(Below is real. I took my grandchildren to some of these Michigan lakes. A old poem and something to think about)


What will be left?
A Poem by Coyote Poetry
We need to show concern for Nature. Before she disappears.


What will be left?

I took my children to the lake.
Signs are posted.
Do not swim.

I will buy a K-mart pool and put in the backyard.

Damn we killed off the Great Lakes.

Cancer is running uncontrollable..

The slow death by pollution and greedy men.
Destroying our forest and woodlands.

Will my children be able to play outside?
Or will pollution eat away at their dreams.

We tell our children to be kind.
Skin color doesn’t matter.
You can do anything.

We tell them to be fair and not fight.
Fighting will not solve problems.

Yes, the children see our morals.
They see the hate and disappointment.

Their eyes see the thousands who are homeless and poor.

Our leaders sending soldiers to kill.
Not trying to have peace talks and solve problems.

We wonder why our children don’t want our leftovers.

We must stop the hate.
And the violence and the useless killing.

Keep the family together.

The healing must begin.
Or the eyes and mind of our children will turn against us.

For leaving nothing.



At least nine Michigan beaches are closed this week because high bacteria levels in the water make them unsafe for swimming, according to the Department of Environmental Quality’s Michigan BeachGuard System.

They are:
The St. Clair Shores Memorial Park Beach in Macomb County
Reed Lake Beach in Oakland County’s Commerce Township
Eagle Lake, Lakeland Estates Beach in Oakland County’s Waterford
Campbell Lake Beach at Robert Morris Park in Kalamazoo County
Ross Lake Beaverton City Park Beach in Gladwin County
Lake St. Helen’s public fishing site in Richfield Township in Roscommon County
Lake Gogebic’s Gogebic County Park Beach in Marenisco Township in the Upper Peninsula’s Gogebic County.
Lake Gogebic State Park Beach in Marenisco Township in the Upper Peninsula’s Gogebic County.
Quarry Beach in Schoolcraft County’s Central Park

No. 1: Flesh-eating bacteria
“It’s the flesh-eating bacteria, called necrotizing fasciitis, that everyone worries about,” Shamoon said. “It can be deadly.”

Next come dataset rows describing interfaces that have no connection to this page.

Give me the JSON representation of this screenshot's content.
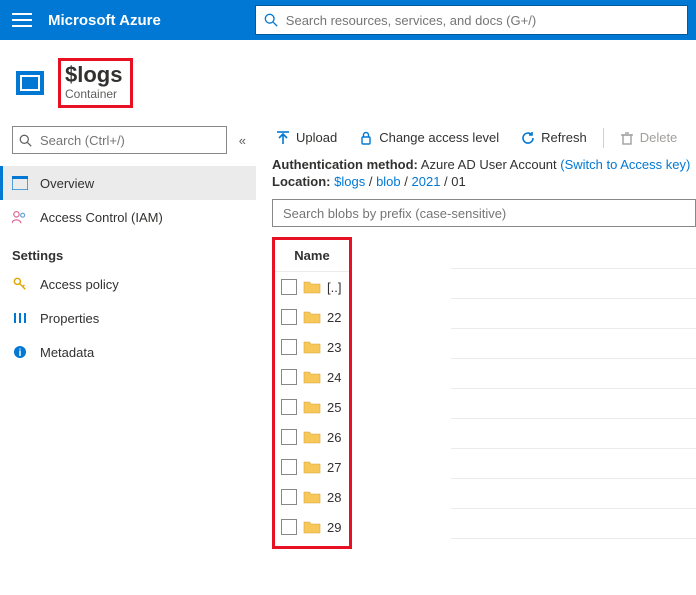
{
  "topbar": {
    "brand": "Microsoft Azure",
    "search_placeholder": "Search resources, services, and docs (G+/)"
  },
  "header": {
    "title": "$logs",
    "subtitle": "Container"
  },
  "sidebar": {
    "search_placeholder": "Search (Ctrl+/)",
    "items": [
      {
        "label": "Overview"
      },
      {
        "label": "Access Control (IAM)"
      }
    ],
    "section_label": "Settings",
    "settings_items": [
      {
        "label": "Access policy"
      },
      {
        "label": "Properties"
      },
      {
        "label": "Metadata"
      }
    ]
  },
  "toolbar": {
    "upload_label": "Upload",
    "access_label": "Change access level",
    "refresh_label": "Refresh",
    "delete_label": "Delete"
  },
  "meta": {
    "auth_label": "Authentication method:",
    "auth_value": "Azure AD User Account",
    "auth_link": "(Switch to Access key)",
    "location_label": "Location:",
    "crumb1": "$logs",
    "crumb2": "blob",
    "crumb3": "2021",
    "crumb4": "01"
  },
  "blob_search_placeholder": "Search blobs by prefix (case-sensitive)",
  "table": {
    "col_name": "Name",
    "rows": [
      {
        "name": "[..]"
      },
      {
        "name": "22"
      },
      {
        "name": "23"
      },
      {
        "name": "24"
      },
      {
        "name": "25"
      },
      {
        "name": "26"
      },
      {
        "name": "27"
      },
      {
        "name": "28"
      },
      {
        "name": "29"
      }
    ]
  }
}
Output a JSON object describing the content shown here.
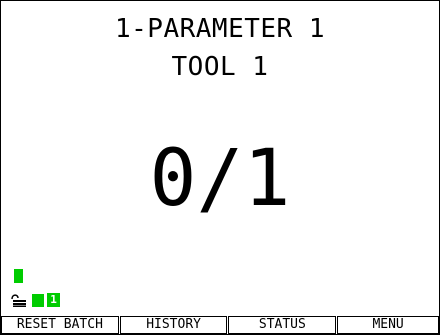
{
  "header": {
    "title": "1-PARAMETER 1",
    "subtitle": "TOOL 1"
  },
  "counter": {
    "text": "0/1"
  },
  "indicators": {
    "badge_number": "1",
    "status_color": "#00cc00",
    "lock_icon": "unlocked-padlock-icon"
  },
  "softkeys": {
    "reset_batch": "RESET BATCH",
    "history": "HISTORY",
    "status": "STATUS",
    "menu": "MENU"
  }
}
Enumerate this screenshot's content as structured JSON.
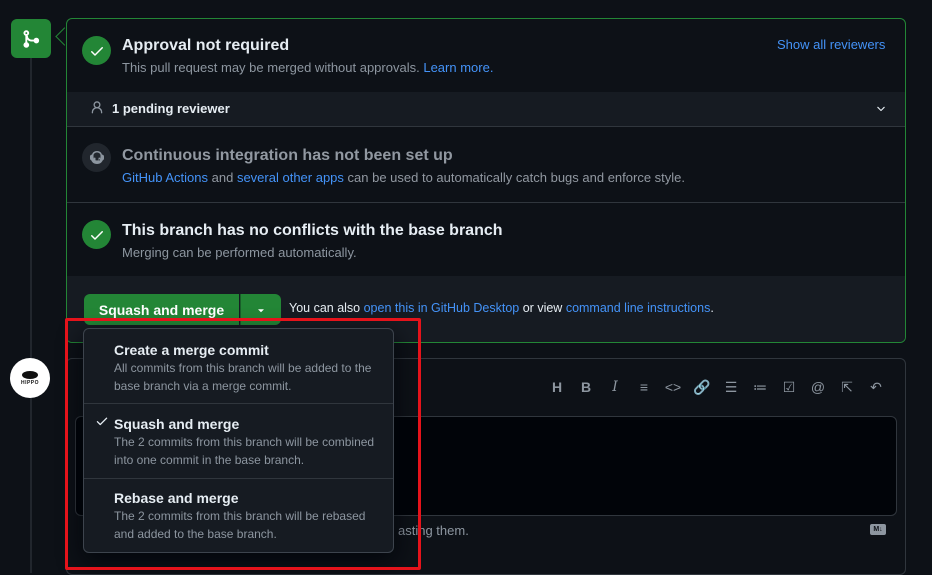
{
  "approval": {
    "title": "Approval not required",
    "desc": "This pull request may be merged without approvals.",
    "learn_more": "Learn more.",
    "show_reviewers": "Show all reviewers"
  },
  "pending": {
    "label": "1 pending reviewer"
  },
  "ci": {
    "title": "Continuous integration has not been set up",
    "link1": "GitHub Actions",
    "mid": "and",
    "link2": "several other apps",
    "rest": "can be used to automatically catch bugs and enforce style."
  },
  "conflicts": {
    "title": "This branch has no conflicts with the base branch",
    "desc": "Merging can be performed automatically."
  },
  "merge": {
    "button_label": "Squash and merge",
    "also_text": "You can also",
    "desktop_link": "open this in GitHub Desktop",
    "or_view": "or view",
    "cli_link": "command line instructions",
    "period": "."
  },
  "dropdown": {
    "items": [
      {
        "title": "Create a merge commit",
        "desc": "All commits from this branch will be added to the base branch via a merge commit.",
        "selected": false
      },
      {
        "title": "Squash and merge",
        "desc": "The 2 commits from this branch will be combined into one commit in the base branch.",
        "selected": true
      },
      {
        "title": "Rebase and merge",
        "desc": "The 2 commits from this branch will be rebased and added to the base branch.",
        "selected": false
      }
    ]
  },
  "comment": {
    "partial_hint": "asting them.",
    "avatar_text": "HIPPO"
  },
  "colors": {
    "success": "#238636",
    "link": "#4493f8",
    "highlight": "#e5131b"
  }
}
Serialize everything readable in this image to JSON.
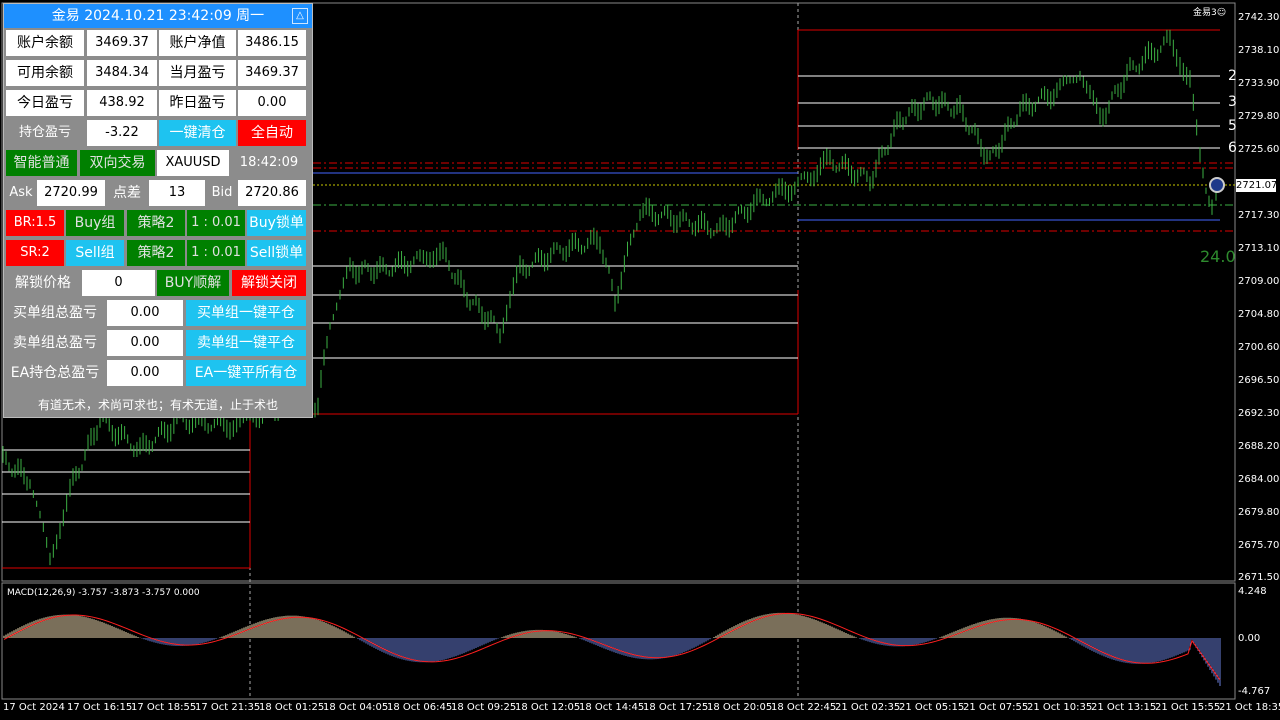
{
  "panel": {
    "title": "金易 2024.10.21 23:42:09 周一",
    "title_btn": "△",
    "rows": [
      [
        "账户余额",
        "3469.37",
        "账户净值",
        "3486.15"
      ],
      [
        "可用余额",
        "3484.34",
        "当月盈亏",
        "3469.37"
      ],
      [
        "今日盈亏",
        "438.92",
        "昨日盈亏",
        "0.00"
      ]
    ],
    "position_label": "持仓盈亏",
    "position_value": "-3.22",
    "close_all_btn": "一键清仓",
    "auto_btn": "全自动",
    "smart_btn": "智能普通",
    "twoway_btn": "双向交易",
    "symbol": "XAUUSD",
    "time": "18:42:09",
    "ask_label": "Ask",
    "ask_value": "2720.99",
    "spread_label": "点差",
    "spread_value": "13",
    "bid_label": "Bid",
    "bid_value": "2720.86",
    "br": "BR:1.5",
    "buy_group": "Buy组",
    "strategy": "策略2",
    "ratio": "1 : 0.01",
    "buy_lock": "Buy锁单",
    "sr": "SR:2",
    "sell_group": "Sell组",
    "sell_lock": "Sell锁单",
    "unlock_label": "解锁价格",
    "unlock_value": "0",
    "buy_unlock": "BUY顺解",
    "unlock_close": "解锁关闭",
    "buy_total_label": "买单组总盈亏",
    "buy_total_value": "0.00",
    "buy_close_btn": "买单组一键平仓",
    "sell_total_label": "卖单组总盈亏",
    "sell_total_value": "0.00",
    "sell_close_btn": "卖单组一键平仓",
    "ea_total_label": "EA持仓总盈亏",
    "ea_total_value": "0.00",
    "ea_close_btn": "EA一键平所有仓",
    "motto": "有道无术，术尚可求也；有术无道，止于术也"
  },
  "chart": {
    "top_right_label": "金易3",
    "current_price": "2721.07",
    "big_number": "24.0",
    "level_labels": [
      "2",
      "3",
      "5",
      "6"
    ],
    "price_axis": [
      "2742.30",
      "2738.10",
      "2733.90",
      "2729.80",
      "2725.60",
      "2717.30",
      "2713.10",
      "2709.00",
      "2704.80",
      "2700.60",
      "2696.50",
      "2692.30",
      "2688.20",
      "2684.00",
      "2679.80",
      "2675.70",
      "2671.50"
    ],
    "macd_label": "MACD(12,26,9) -3.757 -3.873 -3.757 0.000",
    "macd_axis": [
      "4.248",
      "0.00",
      "-4.767"
    ],
    "time_axis": [
      "17 Oct 2024",
      "17 Oct 16:15",
      "17 Oct 18:55",
      "17 Oct 21:35",
      "18 Oct 01:25",
      "18 Oct 04:05",
      "18 Oct 06:45",
      "18 Oct 09:25",
      "18 Oct 12:05",
      "18 Oct 14:45",
      "18 Oct 17:25",
      "18 Oct 20:05",
      "18 Oct 22:45",
      "21 Oct 02:35",
      "21 Oct 05:15",
      "21 Oct 07:55",
      "21 Oct 10:35",
      "21 Oct 13:15",
      "21 Oct 15:55",
      "21 Oct 18:35"
    ]
  },
  "colors": {
    "candle": "#3cb043",
    "panel_bg": "#8c8c8c",
    "accent_blue": "#1ec3f0",
    "red": "#ff0000",
    "green": "#008000"
  }
}
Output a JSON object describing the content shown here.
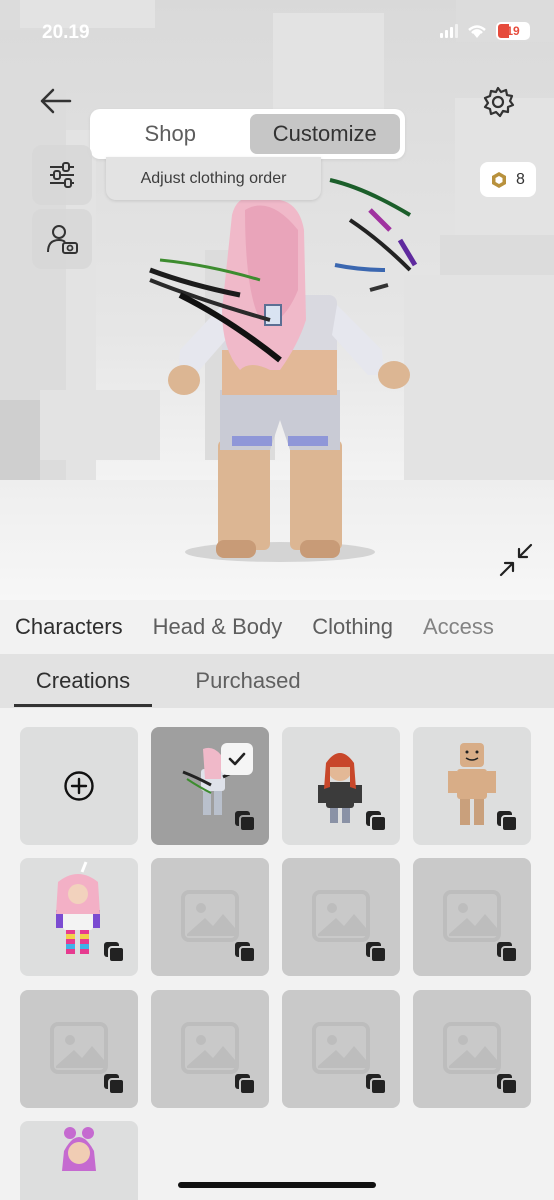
{
  "status_bar": {
    "time": "20.19",
    "battery": "19"
  },
  "toggle": {
    "shop": "Shop",
    "customize": "Customize",
    "active": "customize"
  },
  "tooltip": "Adjust clothing order",
  "robux": {
    "count": "8"
  },
  "category_tabs": [
    {
      "label": "Characters",
      "active": true
    },
    {
      "label": "Head & Body",
      "active": false
    },
    {
      "label": "Clothing",
      "active": false
    },
    {
      "label": "Access",
      "active": false
    }
  ],
  "sub_tabs": [
    {
      "label": "Creations",
      "active": true
    },
    {
      "label": "Purchased",
      "active": false
    }
  ],
  "icons": {
    "back": "arrow-left-icon",
    "settings": "gear-icon",
    "adjust": "sliders-icon",
    "avatar_camera": "user-camera-icon",
    "robux": "robux-icon",
    "expand": "collapse-arrows-icon",
    "add": "plus-circle-icon",
    "check": "checkmark-icon",
    "stack": "stack-icon",
    "placeholder": "image-placeholder-icon"
  },
  "colors": {
    "active_segment": "#c6c6c6",
    "selected_tile": "#9f9f9f",
    "tile": "#c9c9c9",
    "battery_low": "#e64b3c"
  },
  "grid": {
    "tiles": [
      {
        "kind": "add"
      },
      {
        "kind": "character",
        "selected": true
      },
      {
        "kind": "character",
        "selected": false
      },
      {
        "kind": "character",
        "selected": false
      },
      {
        "kind": "character",
        "selected": false
      },
      {
        "kind": "placeholder"
      },
      {
        "kind": "placeholder"
      },
      {
        "kind": "placeholder"
      },
      {
        "kind": "placeholder"
      },
      {
        "kind": "placeholder"
      },
      {
        "kind": "placeholder"
      },
      {
        "kind": "placeholder"
      },
      {
        "kind": "character",
        "selected": false
      }
    ]
  }
}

The U.S. Centers for Disease Control and Prevention reports that 1 in 3 people who develop necrotizing fasciitis will die from it.
The infection occurs when bacteria enter the body, usually through a cut, scrape or even the site of a bug bite. The infection sets in and spreads quickly, killing the skin and tissue under the skin that surrounds muscles, nerves, fat, and blood vessels, according to the . CDC.
“It could happen to anybody,” said Shamoon. “I had a patient years ago who had an open wound. He was a diabetic patient and he cut himself doing some yard work. As part of the yard work, he went into this pond. … He ended up getting necrotizing fasciitis. He got admitted to the ICU (intensive-care unit) and his leg had to be amputated.

No. 2: Brain-eating amoeba
Although extremely rare, brain-eating amoeba, also known as Naegleria fowleri, thrive in warm water, such as hot springs, ponds, lakes and rivers, in warm-water discharge from industrial plants or in inadequately chlorinated swimming pool water.
The bacteria are most commonly found in ponds and lakes in the southern United States during the summer, but the CDC reports that infections have also been found in northern states as well.
Naegleria fowleri enter the brain through the nose when people breathe in contaminated water vapor or aerosol droplets while doing water sports or swimming or when they use tap water for nasal or sinus irrigation (like a Neti Pot).